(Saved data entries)
####################
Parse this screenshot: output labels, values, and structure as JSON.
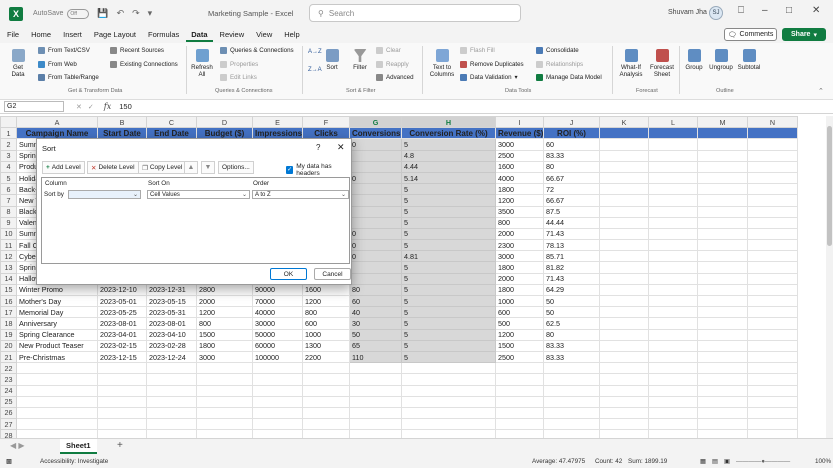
{
  "titlebar": {
    "autosave_label": "AutoSave",
    "autosave_state": "Off",
    "doc_title": "Marketing Sample  -  Excel",
    "search_placeholder": "Search",
    "user_name": "Shuvam Jha",
    "user_initials": "SJ"
  },
  "menu": [
    "File",
    "Home",
    "Insert",
    "Page Layout",
    "Formulas",
    "Data",
    "Review",
    "View",
    "Help"
  ],
  "active_menu": "Data",
  "comments_label": "Comments",
  "share_label": "Share",
  "ribbon": {
    "get_data": "Get Data",
    "from_text_csv": "From Text/CSV",
    "from_web": "From Web",
    "from_table_range": "From Table/Range",
    "recent_sources": "Recent Sources",
    "existing_connections": "Existing Connections",
    "group_get_transform": "Get & Transform Data",
    "refresh_all": "Refresh All",
    "queries_connections": "Queries & Connections",
    "properties": "Properties",
    "edit_links": "Edit Links",
    "group_queries": "Queries & Connections",
    "sort_az": "A→Z",
    "sort_za": "Z→A",
    "sort": "Sort",
    "filter": "Filter",
    "clear": "Clear",
    "reapply": "Reapply",
    "advanced": "Advanced",
    "group_sort_filter": "Sort & Filter",
    "text_to_columns": "Text to Columns",
    "flash_fill": "Flash Fill",
    "remove_duplicates": "Remove Duplicates",
    "data_validation": "Data Validation",
    "consolidate": "Consolidate",
    "relationships": "Relationships",
    "manage_data_model": "Manage Data Model",
    "group_data_tools": "Data Tools",
    "what_if": "What-If Analysis",
    "forecast_sheet": "Forecast Sheet",
    "group_forecast": "Forecast",
    "group": "Group",
    "ungroup": "Ungroup",
    "subtotal": "Subtotal",
    "group_outline": "Outline"
  },
  "formula_bar": {
    "name_box": "G2",
    "formula": "150"
  },
  "columns": [
    "A",
    "B",
    "C",
    "D",
    "E",
    "F",
    "G",
    "H",
    "I",
    "J",
    "K",
    "L",
    "M",
    "N"
  ],
  "header_row": [
    "Campaign Name",
    "Start Date",
    "End Date",
    "Budget ($)",
    "Impressions",
    "Clicks",
    "Conversions",
    "Conversion Rate (%)",
    "Revenue ($)",
    "ROI (%)"
  ],
  "rows": [
    [
      "Summ",
      "",
      "",
      "",
      "",
      "",
      "0",
      "5",
      "3000",
      "60"
    ],
    [
      "Spring",
      "",
      "",
      "",
      "",
      "",
      "",
      "4.8",
      "2500",
      "83.33"
    ],
    [
      "Produ",
      "",
      "",
      "",
      "",
      "",
      "",
      "4.44",
      "1600",
      "80"
    ],
    [
      "Holida",
      "",
      "",
      "",
      "",
      "",
      "0",
      "5.14",
      "4000",
      "66.67"
    ],
    [
      "Back-t",
      "",
      "",
      "",
      "",
      "",
      "",
      "5",
      "1800",
      "72"
    ],
    [
      "New Y",
      "",
      "",
      "",
      "",
      "",
      "",
      "5",
      "1200",
      "66.67"
    ],
    [
      "Black",
      "",
      "",
      "",
      "",
      "",
      "",
      "5",
      "3500",
      "87.5"
    ],
    [
      "Valent",
      "",
      "",
      "",
      "",
      "",
      "",
      "5",
      "800",
      "44.44"
    ],
    [
      "Summ",
      "",
      "",
      "",
      "",
      "",
      "0",
      "5",
      "2000",
      "71.43"
    ],
    [
      "Fall C",
      "",
      "",
      "",
      "",
      "",
      "0",
      "5",
      "2300",
      "78.13"
    ],
    [
      "Cyber",
      "",
      "",
      "",
      "",
      "",
      "0",
      "4.81",
      "3000",
      "85.71"
    ],
    [
      "Spring",
      "",
      "",
      "",
      "",
      "",
      "",
      "5",
      "1800",
      "81.82"
    ],
    [
      "Hallow",
      "",
      "",
      "",
      "",
      "",
      "",
      "5",
      "2000",
      "71.43"
    ],
    [
      "Winter Promo",
      "2023-12-10",
      "2023-12-31",
      "2800",
      "90000",
      "1600",
      "80",
      "5",
      "1800",
      "64.29"
    ],
    [
      "Mother's Day",
      "2023-05-01",
      "2023-05-15",
      "2000",
      "70000",
      "1200",
      "60",
      "5",
      "1000",
      "50"
    ],
    [
      "Memorial Day",
      "2023-05-25",
      "2023-05-31",
      "1200",
      "40000",
      "800",
      "40",
      "5",
      "600",
      "50"
    ],
    [
      "Anniversary",
      "2023-08-01",
      "2023-08-01",
      "800",
      "30000",
      "600",
      "30",
      "5",
      "500",
      "62.5"
    ],
    [
      "Spring Clearance",
      "2023-04-01",
      "2023-04-10",
      "1500",
      "50000",
      "1000",
      "50",
      "5",
      "1200",
      "80"
    ],
    [
      "New Product Teaser",
      "2023-02-15",
      "2023-02-28",
      "1800",
      "60000",
      "1300",
      "65",
      "5",
      "1500",
      "83.33"
    ],
    [
      "Pre-Christmas",
      "2023-12-15",
      "2023-12-24",
      "3000",
      "100000",
      "2200",
      "110",
      "5",
      "2500",
      "83.33"
    ]
  ],
  "sheet_tab": "Sheet1",
  "status": {
    "accessibility": "Accessibility: Investigate",
    "average": "Average: 47.47975",
    "count": "Count: 42",
    "sum": "Sum: 1899.19",
    "zoom": "100%"
  },
  "sort_dialog": {
    "title": "Sort",
    "help": "?",
    "add_level": "Add Level",
    "delete_level": "Delete Level",
    "copy_level": "Copy Level",
    "options": "Options...",
    "my_data_has_headers": "My data has headers",
    "col_header": "Column",
    "sort_on_header": "Sort On",
    "order_header": "Order",
    "sort_by_label": "Sort by",
    "sort_by_value": "",
    "sort_on_value": "Cell Values",
    "order_value": "A to Z",
    "ok": "OK",
    "cancel": "Cancel"
  },
  "colors": {
    "accent": "#107c41",
    "header_fill": "#4472c4",
    "selection_fill": "#d8d8d8"
  }
}
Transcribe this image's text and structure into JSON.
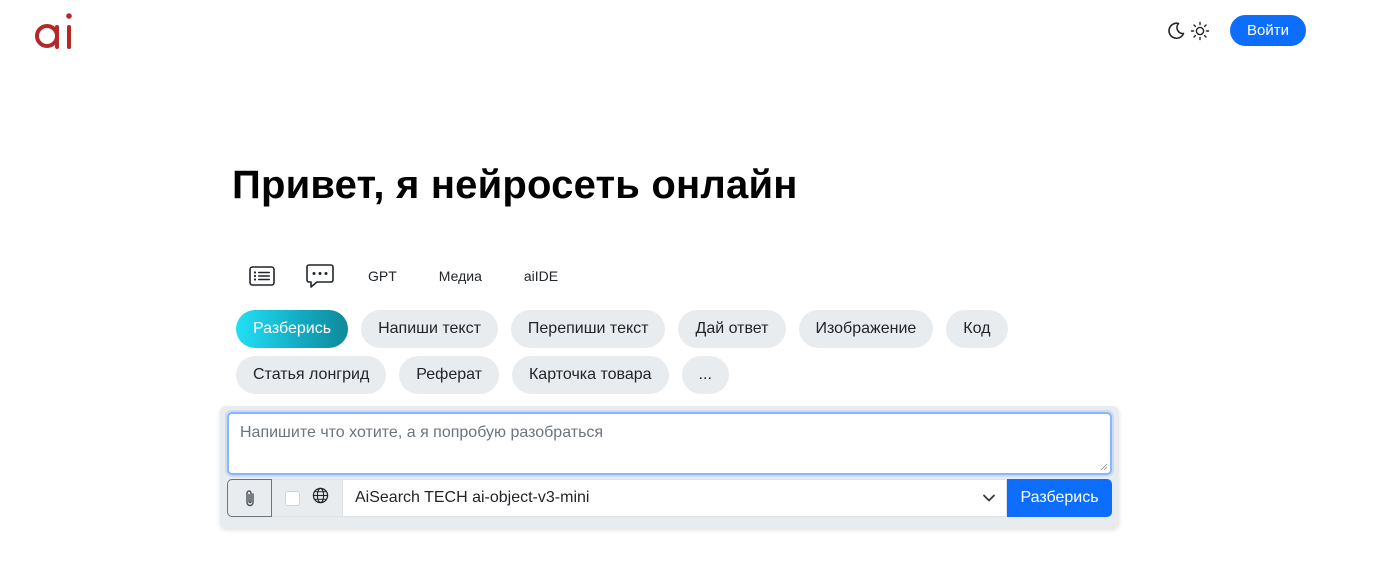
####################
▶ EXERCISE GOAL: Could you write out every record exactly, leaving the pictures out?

▶ TASK RESULT:
Parse this screenshot: output labels, values, and structure as JSON.
{
  "titlebar": {
    "autosave_label": "AutoSave",
    "autosave_state": "Off",
    "doc_title": "Marketing Sample  -  Excel",
    "search_placeholder": "Search",
    "user_name": "Shuvam Jha",
    "user_initials": "SJ"
  },
  "menu": [
    "File",
    "Home",
    "Insert",
    "Page Layout",
    "Formulas",
    "Data",
    "Review",
    "View",
    "Help"
  ],
  "active_menu": "Data",
  "comments_label": "Comments",
  "share_label": "Share",
  "ribbon": {
    "get_data": "Get Data",
    "from_text_csv": "From Text/CSV",
    "from_web": "From Web",
    "from_table_range": "From Table/Range",
    "recent_sources": "Recent Sources",
    "existing_connections": "Existing Connections",
    "group_get_transform": "Get & Transform Data",
    "refresh_all": "Refresh All",
    "queries_connections": "Queries & Connections",
    "properties": "Properties",
    "edit_links": "Edit Links",
    "group_queries": "Queries & Connections",
    "sort_az": "A→Z",
    "sort_za": "Z→A",
    "sort": "Sort",
    "filter": "Filter",
    "clear": "Clear",
    "reapply": "Reapply",
    "advanced": "Advanced",
    "group_sort_filter": "Sort & Filter",
    "text_to_columns": "Text to Columns",
    "flash_fill": "Flash Fill",
    "remove_duplicates": "Remove Duplicates",
    "data_validation": "Data Validation",
    "consolidate": "Consolidate",
    "relationships": "Relationships",
    "manage_data_model": "Manage Data Model",
    "group_data_tools": "Data Tools",
    "what_if": "What-If Analysis",
    "forecast_sheet": "Forecast Sheet",
    "group_forecast": "Forecast",
    "group": "Group",
    "ungroup": "Ungroup",
    "subtotal": "Subtotal",
    "group_outline": "Outline"
  },
  "formula_bar": {
    "name_box": "G2",
    "formula": "150"
  },
  "columns": [
    "A",
    "B",
    "C",
    "D",
    "E",
    "F",
    "G",
    "H",
    "I",
    "J",
    "K",
    "L",
    "M",
    "N"
  ],
  "header_row": [
    "Campaign Name",
    "Start Date",
    "End Date",
    "Budget ($)",
    "Impressions",
    "Clicks",
    "Conversions",
    "Conversion Rate (%)",
    "Revenue ($)",
    "ROI (%)"
  ],
  "rows": [
    [
      "Summ",
      "",
      "",
      "",
      "",
      "",
      "0",
      "5",
      "3000",
      "60"
    ],
    [
      "Spring",
      "",
      "",
      "",
      "",
      "",
      "",
      "4.8",
      "2500",
      "83.33"
    ],
    [
      "Produ",
      "",
      "",
      "",
      "",
      "",
      "",
      "4.44",
      "1600",
      "80"
    ],
    [
      "Holida",
      "",
      "",
      "",
      "",
      "",
      "0",
      "5.14",
      "4000",
      "66.67"
    ],
    [
      "Back-t",
      "",
      "",
      "",
      "",
      "",
      "",
      "5",
      "1800",
      "72"
    ],
    [
      "New Y",
      "",
      "",
      "",
      "",
      "",
      "",
      "5",
      "1200",
      "66.67"
    ],
    [
      "Black",
      "",
      "",
      "",
      "",
      "",
      "",
      "5",
      "3500",
      "87.5"
    ],
    [
      "Valent",
      "",
      "",
      "",
      "",
      "",
      "",
      "5",
      "800",
      "44.44"
    ],
    [
      "Summ",
      "",
      "",
      "",
      "",
      "",
      "0",
      "5",
      "2000",
      "71.43"
    ],
    [
      "Fall C",
      "",
      "",
      "",
      "",
      "",
      "0",
      "5",
      "2300",
      "78.13"
    ],
    [
      "Cyber",
      "",
      "",
      "",
      "",
      "",
      "0",
      "4.81",
      "3000",
      "85.71"
    ],
    [
      "Spring",
      "",
      "",
      "",
      "",
      "",
      "",
      "5",
      "1800",
      "81.82"
    ],
    [
      "Hallow",
      "",
      "",
      "",
      "",
      "",
      "",
      "5",
      "2000",
      "71.43"
    ],
    [
      "Winter Promo",
      "2023-12-10",
      "2023-12-31",
      "2800",
      "90000",
      "1600",
      "80",
      "5",
      "1800",
      "64.29"
    ],
    [
      "Mother's Day",
      "2023-05-01",
      "2023-05-15",
      "2000",
      "70000",
      "1200",
      "60",
      "5",
      "1000",
      "50"
    ],
    [
      "Memorial Day",
      "2023-05-25",
      "2023-05-31",
      "1200",
      "40000",
      "800",
      "40",
      "5",
      "600",
      "50"
    ],
    [
      "Anniversary",
      "2023-08-01",
      "2023-08-01",
      "800",
      "30000",
      "600",
      "30",
      "5",
      "500",
      "62.5"
    ],
    [
      "Spring Clearance",
      "2023-04-01",
      "2023-04-10",
      "1500",
      "50000",
      "1000",
      "50",
      "5",
      "1200",
      "80"
    ],
    [
      "New Product Teaser",
      "2023-02-15",
      "2023-02-28",
      "1800",
      "60000",
      "1300",
      "65",
      "5",
      "1500",
      "83.33"
    ],
    [
      "Pre-Christmas",
      "2023-12-15",
      "2023-12-24",
      "3000",
      "100000",
      "2200",
      "110",
      "5",
      "2500",
      "83.33"
    ]
  ],
  "sheet_tab": "Sheet1",
  "status": {
    "accessibility": "Accessibility: Investigate",
    "average": "Average: 47.47975",
    "count": "Count: 42",
    "sum": "Sum: 1899.19",
    "zoom": "100%"
  },
  "sort_dialog": {
    "title": "Sort",
    "help": "?",
    "add_level": "Add Level",
    "delete_level": "Delete Level",
    "copy_level": "Copy Level",
    "options": "Options...",
    "my_data_has_headers": "My data has headers",
    "col_header": "Column",
    "sort_on_header": "Sort On",
    "order_header": "Order",
    "sort_by_label": "Sort by",
    "sort_by_value": "",
    "sort_on_value": "Cell Values",
    "order_value": "A to Z",
    "ok": "OK",
    "cancel": "Cancel"
  },
  "colors": {
    "accent": "#107c41",
    "header_fill": "#4472c4",
    "selection_fill": "#d8d8d8"
  }
}
Transcribe this image's text and structure into JSON.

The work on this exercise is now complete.